(Dataset rows describing interfaces)
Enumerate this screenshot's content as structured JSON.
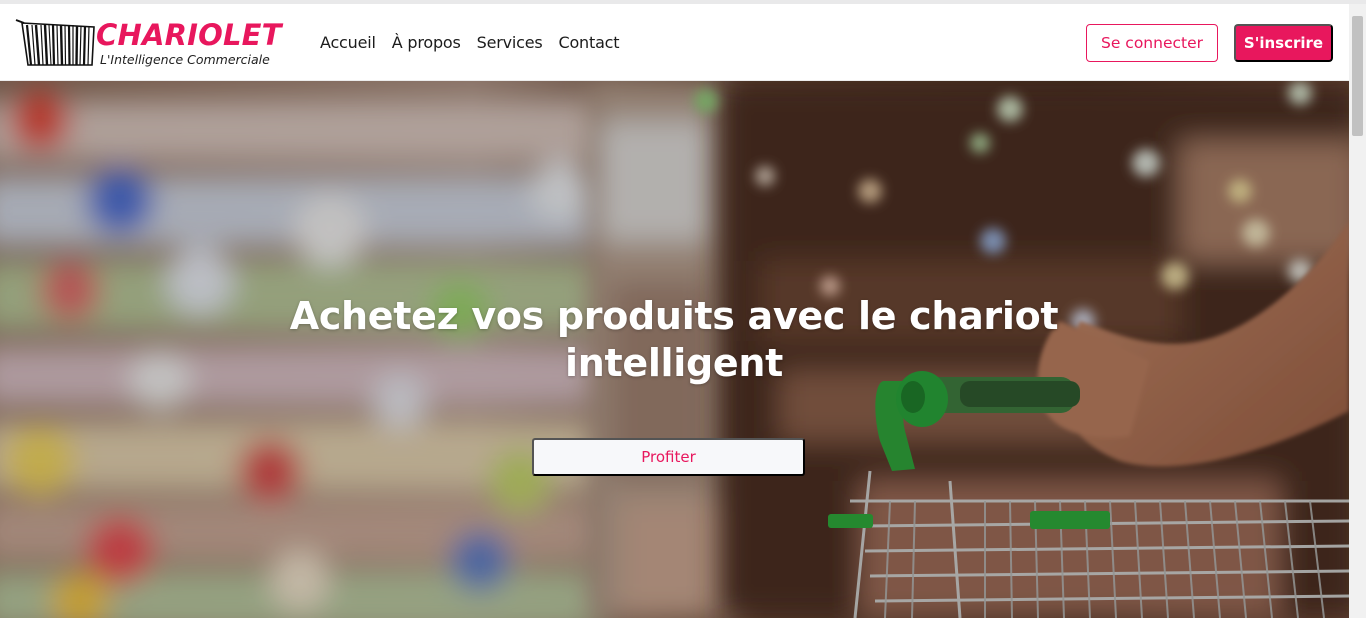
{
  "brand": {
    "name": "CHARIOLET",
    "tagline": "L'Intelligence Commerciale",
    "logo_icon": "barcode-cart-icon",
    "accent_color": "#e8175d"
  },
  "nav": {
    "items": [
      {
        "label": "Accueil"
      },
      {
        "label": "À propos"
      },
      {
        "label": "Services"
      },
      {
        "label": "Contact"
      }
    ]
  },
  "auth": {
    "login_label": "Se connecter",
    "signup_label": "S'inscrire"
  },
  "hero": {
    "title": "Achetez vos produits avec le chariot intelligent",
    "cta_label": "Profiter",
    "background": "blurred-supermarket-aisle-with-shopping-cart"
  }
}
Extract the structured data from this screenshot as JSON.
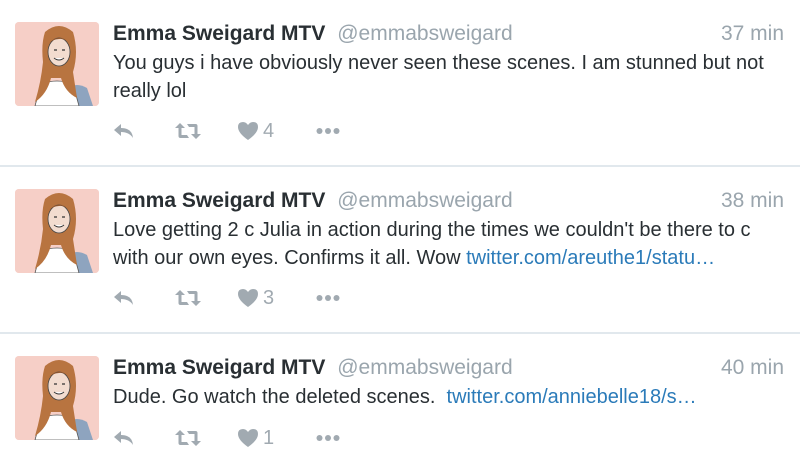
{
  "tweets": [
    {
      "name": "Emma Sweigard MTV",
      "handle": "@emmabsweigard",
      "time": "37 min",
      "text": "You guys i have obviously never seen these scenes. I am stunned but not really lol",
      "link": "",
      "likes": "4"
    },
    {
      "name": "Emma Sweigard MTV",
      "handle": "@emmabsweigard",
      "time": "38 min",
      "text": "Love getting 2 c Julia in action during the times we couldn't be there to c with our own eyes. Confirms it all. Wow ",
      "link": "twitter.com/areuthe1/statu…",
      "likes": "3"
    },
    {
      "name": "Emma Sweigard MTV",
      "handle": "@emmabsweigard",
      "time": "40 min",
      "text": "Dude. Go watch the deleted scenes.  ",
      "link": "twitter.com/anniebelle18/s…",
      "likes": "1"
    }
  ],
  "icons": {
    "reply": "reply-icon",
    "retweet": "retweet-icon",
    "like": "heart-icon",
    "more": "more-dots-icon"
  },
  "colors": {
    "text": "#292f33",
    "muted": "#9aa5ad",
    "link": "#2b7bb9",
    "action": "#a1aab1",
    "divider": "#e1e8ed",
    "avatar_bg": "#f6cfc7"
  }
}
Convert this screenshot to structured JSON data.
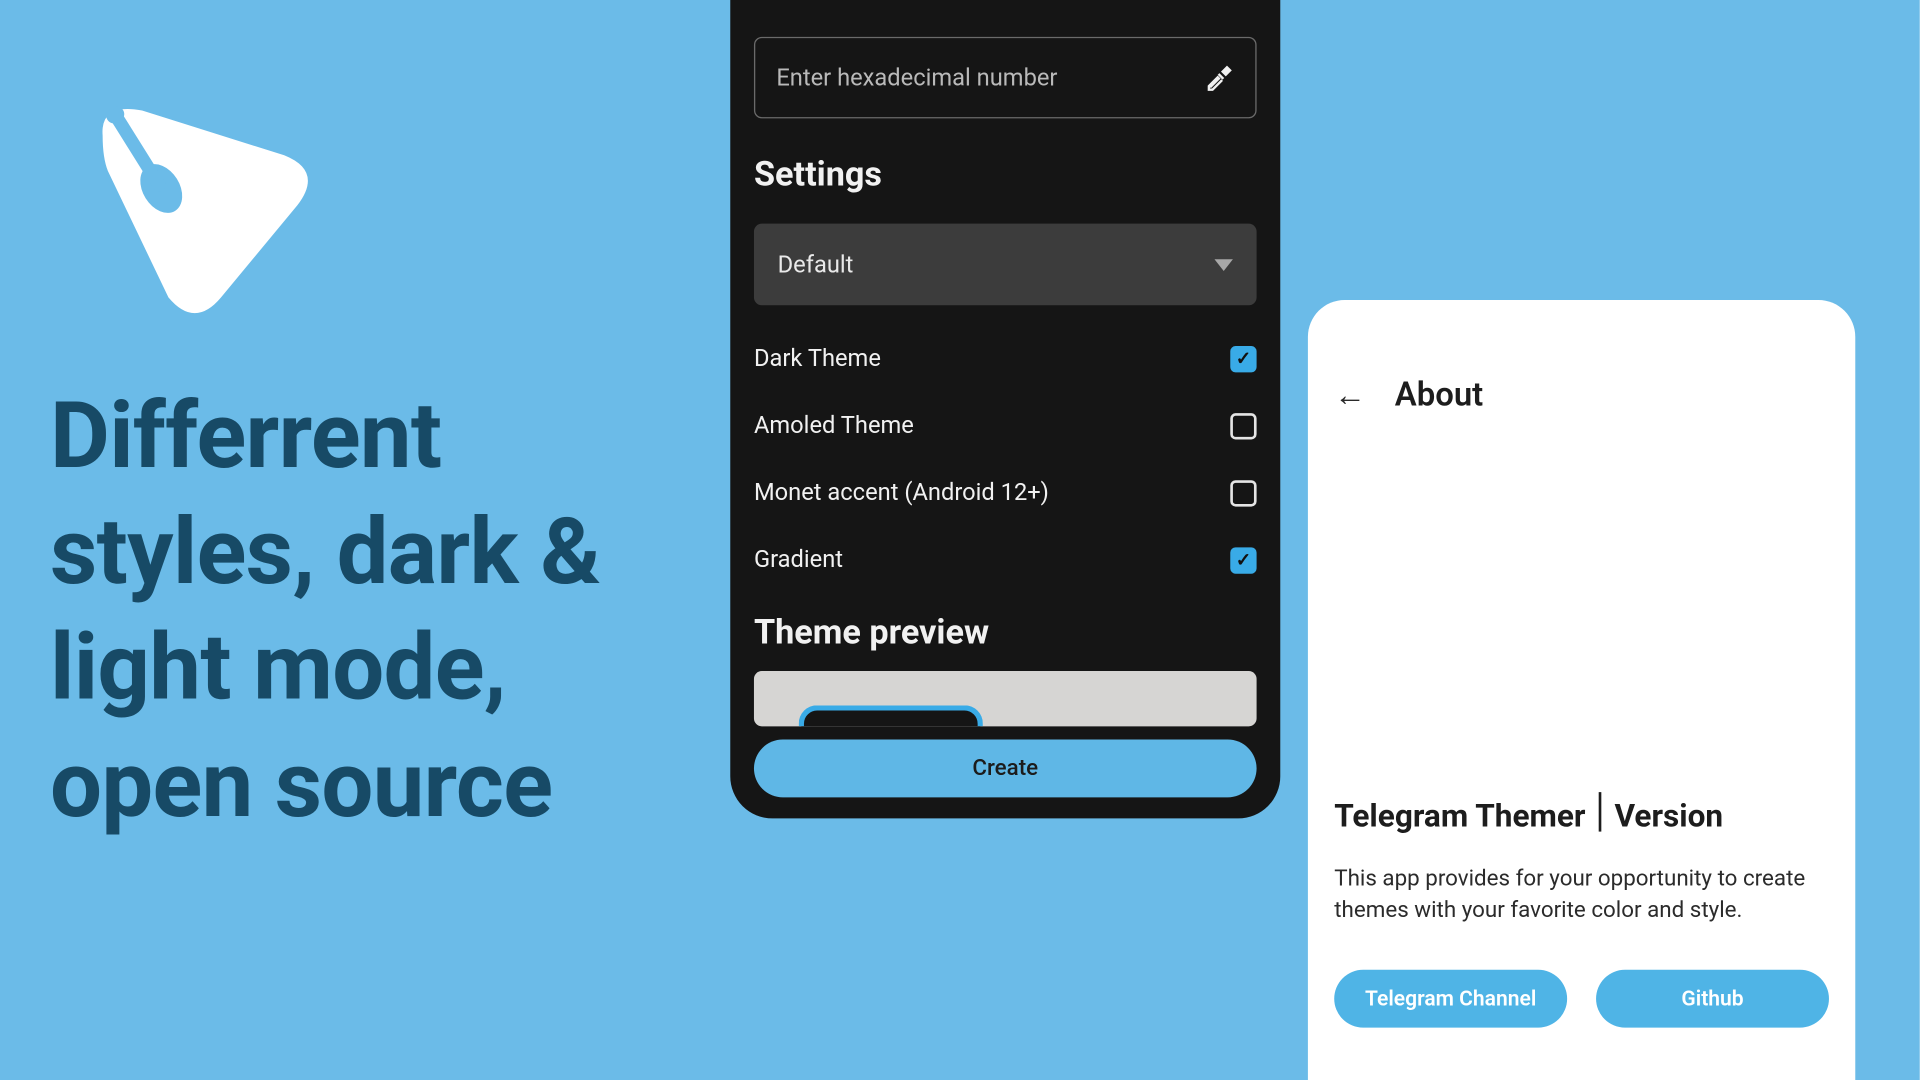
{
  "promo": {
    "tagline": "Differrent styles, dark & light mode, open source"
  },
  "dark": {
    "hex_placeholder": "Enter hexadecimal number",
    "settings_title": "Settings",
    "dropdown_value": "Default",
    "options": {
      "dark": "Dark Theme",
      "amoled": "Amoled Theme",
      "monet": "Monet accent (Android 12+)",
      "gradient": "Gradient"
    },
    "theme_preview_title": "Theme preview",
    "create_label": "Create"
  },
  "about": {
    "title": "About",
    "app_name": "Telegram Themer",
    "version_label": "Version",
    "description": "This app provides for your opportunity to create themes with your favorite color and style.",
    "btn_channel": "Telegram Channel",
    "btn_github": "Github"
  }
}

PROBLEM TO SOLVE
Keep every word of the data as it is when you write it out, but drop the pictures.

ANSWER BOX
Enumerate this screenshot's content as structured JSON.
{
  "brand": {
    "name": "CHARIOLET",
    "tagline": "L'Intelligence Commerciale",
    "logo_icon": "barcode-cart-icon",
    "accent_color": "#e8175d"
  },
  "nav": {
    "items": [
      {
        "label": "Accueil"
      },
      {
        "label": "À propos"
      },
      {
        "label": "Services"
      },
      {
        "label": "Contact"
      }
    ]
  },
  "auth": {
    "login_label": "Se connecter",
    "signup_label": "S'inscrire"
  },
  "hero": {
    "title": "Achetez vos produits avec le chariot intelligent",
    "cta_label": "Profiter",
    "background": "blurred-supermarket-aisle-with-shopping-cart"
  }
}
Extract the structured data from this screenshot as JSON.
{
  "tweets": [
    {
      "name": "Emma Sweigard MTV",
      "handle": "@emmabsweigard",
      "time": "37 min",
      "text": "You guys i have obviously never seen these scenes. I am stunned but not really lol",
      "link": "",
      "likes": "4"
    },
    {
      "name": "Emma Sweigard MTV",
      "handle": "@emmabsweigard",
      "time": "38 min",
      "text": "Love getting 2 c Julia in action during the times we couldn't be there to c with our own eyes. Confirms it all. Wow ",
      "link": "twitter.com/areuthe1/statu…",
      "likes": "3"
    },
    {
      "name": "Emma Sweigard MTV",
      "handle": "@emmabsweigard",
      "time": "40 min",
      "text": "Dude. Go watch the deleted scenes.  ",
      "link": "twitter.com/anniebelle18/s…",
      "likes": "1"
    }
  ],
  "icons": {
    "reply": "reply-icon",
    "retweet": "retweet-icon",
    "like": "heart-icon",
    "more": "more-dots-icon"
  },
  "colors": {
    "text": "#292f33",
    "muted": "#9aa5ad",
    "link": "#2b7bb9",
    "action": "#a1aab1",
    "divider": "#e1e8ed",
    "avatar_bg": "#f6cfc7"
  }
}
Convert this screenshot to structured JSON data.
{
  "promo": {
    "tagline": "Differrent styles, dark & light mode, open source"
  },
  "dark": {
    "hex_placeholder": "Enter hexadecimal number",
    "settings_title": "Settings",
    "dropdown_value": "Default",
    "options": {
      "dark": "Dark Theme",
      "amoled": "Amoled Theme",
      "monet": "Monet accent (Android 12+)",
      "gradient": "Gradient"
    },
    "theme_preview_title": "Theme preview",
    "create_label": "Create"
  },
  "about": {
    "title": "About",
    "app_name": "Telegram Themer",
    "version_label": "Version",
    "description": "This app provides for your opportunity to create themes with your favorite color and style.",
    "btn_channel": "Telegram Channel",
    "btn_github": "Github"
  }
}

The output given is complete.